By Emil Danielyan
Armenian officials said on Monday a visiting senior official from the Council of Europe told them that the organization was wrong to warn that the latest local elections in Nagorno-Karabakh will damage international efforts to settle the conflict with Azerbaijan.
Lord Russell-Johnston, who heads the Council’s Parliamentary Assembly (PACE), was quoted by government sources in Yerevan as saying that he now agrees with the United States’ view that the polls held in Karabakh on Wednesday are “not relevant” to the peace process.
Russell-Johnston was one of the three signatories of a recent Council of Europe statement saying that the elections “cannot be legitimate” in the absence of Karabakh’s Azerbaijani minority which fled the 1991-94 war. It said the ballot, strongly condemned by Azerbaijan, will complicate the search for peace.
According to the Armenian foreign ministry, Russell-Johnston told Foreign Minister Vartan Oskanian that the statement was based on a “wrong assessment of the situation.” The government’s press service made a similar assertion in a press release on the PACE president’s meeting with Prime Minister Andranik Markarian.

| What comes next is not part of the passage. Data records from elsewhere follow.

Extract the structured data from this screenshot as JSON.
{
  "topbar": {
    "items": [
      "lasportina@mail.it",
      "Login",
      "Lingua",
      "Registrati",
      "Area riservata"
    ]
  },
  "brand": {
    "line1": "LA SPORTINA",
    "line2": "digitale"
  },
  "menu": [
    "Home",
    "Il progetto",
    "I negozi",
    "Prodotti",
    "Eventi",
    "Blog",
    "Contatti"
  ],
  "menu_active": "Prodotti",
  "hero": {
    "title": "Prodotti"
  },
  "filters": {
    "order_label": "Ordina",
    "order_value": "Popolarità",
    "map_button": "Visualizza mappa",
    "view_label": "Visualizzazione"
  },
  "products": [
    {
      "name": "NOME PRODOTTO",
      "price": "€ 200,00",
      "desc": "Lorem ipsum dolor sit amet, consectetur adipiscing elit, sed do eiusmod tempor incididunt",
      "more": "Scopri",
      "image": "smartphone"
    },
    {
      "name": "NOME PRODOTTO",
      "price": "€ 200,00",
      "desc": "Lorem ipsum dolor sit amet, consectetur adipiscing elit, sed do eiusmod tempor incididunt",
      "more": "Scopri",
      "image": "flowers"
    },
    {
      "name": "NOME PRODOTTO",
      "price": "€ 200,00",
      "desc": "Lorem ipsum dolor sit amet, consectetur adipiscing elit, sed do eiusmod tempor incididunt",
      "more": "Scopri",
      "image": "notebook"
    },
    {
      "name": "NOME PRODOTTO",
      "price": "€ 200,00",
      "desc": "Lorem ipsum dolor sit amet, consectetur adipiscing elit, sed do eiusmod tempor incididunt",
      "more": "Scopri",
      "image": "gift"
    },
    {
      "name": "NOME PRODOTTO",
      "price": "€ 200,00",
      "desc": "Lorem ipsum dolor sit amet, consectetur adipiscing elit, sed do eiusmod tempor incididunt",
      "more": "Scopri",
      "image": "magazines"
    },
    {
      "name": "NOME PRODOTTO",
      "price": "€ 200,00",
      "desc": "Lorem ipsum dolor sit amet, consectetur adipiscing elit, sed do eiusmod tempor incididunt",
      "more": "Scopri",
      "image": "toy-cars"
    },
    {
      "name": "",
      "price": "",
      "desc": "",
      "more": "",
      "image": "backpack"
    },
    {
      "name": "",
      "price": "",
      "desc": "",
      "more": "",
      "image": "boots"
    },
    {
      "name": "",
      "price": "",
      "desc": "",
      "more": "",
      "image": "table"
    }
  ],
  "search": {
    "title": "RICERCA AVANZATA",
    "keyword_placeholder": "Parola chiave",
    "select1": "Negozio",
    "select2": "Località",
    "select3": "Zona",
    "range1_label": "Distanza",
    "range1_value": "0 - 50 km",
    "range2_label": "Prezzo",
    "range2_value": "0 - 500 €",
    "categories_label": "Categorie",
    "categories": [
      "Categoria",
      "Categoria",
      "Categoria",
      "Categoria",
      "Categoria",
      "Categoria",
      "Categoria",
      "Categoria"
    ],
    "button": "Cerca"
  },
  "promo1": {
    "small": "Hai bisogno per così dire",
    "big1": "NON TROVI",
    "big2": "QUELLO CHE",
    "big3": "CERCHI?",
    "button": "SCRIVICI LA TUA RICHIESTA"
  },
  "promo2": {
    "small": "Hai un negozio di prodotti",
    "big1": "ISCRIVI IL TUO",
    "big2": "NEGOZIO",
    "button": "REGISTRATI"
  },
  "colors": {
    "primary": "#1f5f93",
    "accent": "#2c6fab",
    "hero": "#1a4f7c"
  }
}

The Karabakh authorities, backed by Armenia, have rejected the Council’s criticism, saying that the elections are part of the democratic process.
In a speech at the Armenian parliament earlier in the day, Russell-Johnston said the Strasbourg-based democracy and human rights watchdog is upset with the lack of progress in Karabakh negotiations and is considering playing a larger role in the peace process. “Perhaps the time is coming that we should be more directly involved, particularly since both countries (Armenia and Azerbaijan) are within our assembly,” he said, adding that the conflicting parties must stick to their pledge to find a peaceful solution to the dispute. “I appeal to you and I will appeal to the Azeri leadership to make a new effort in this area.”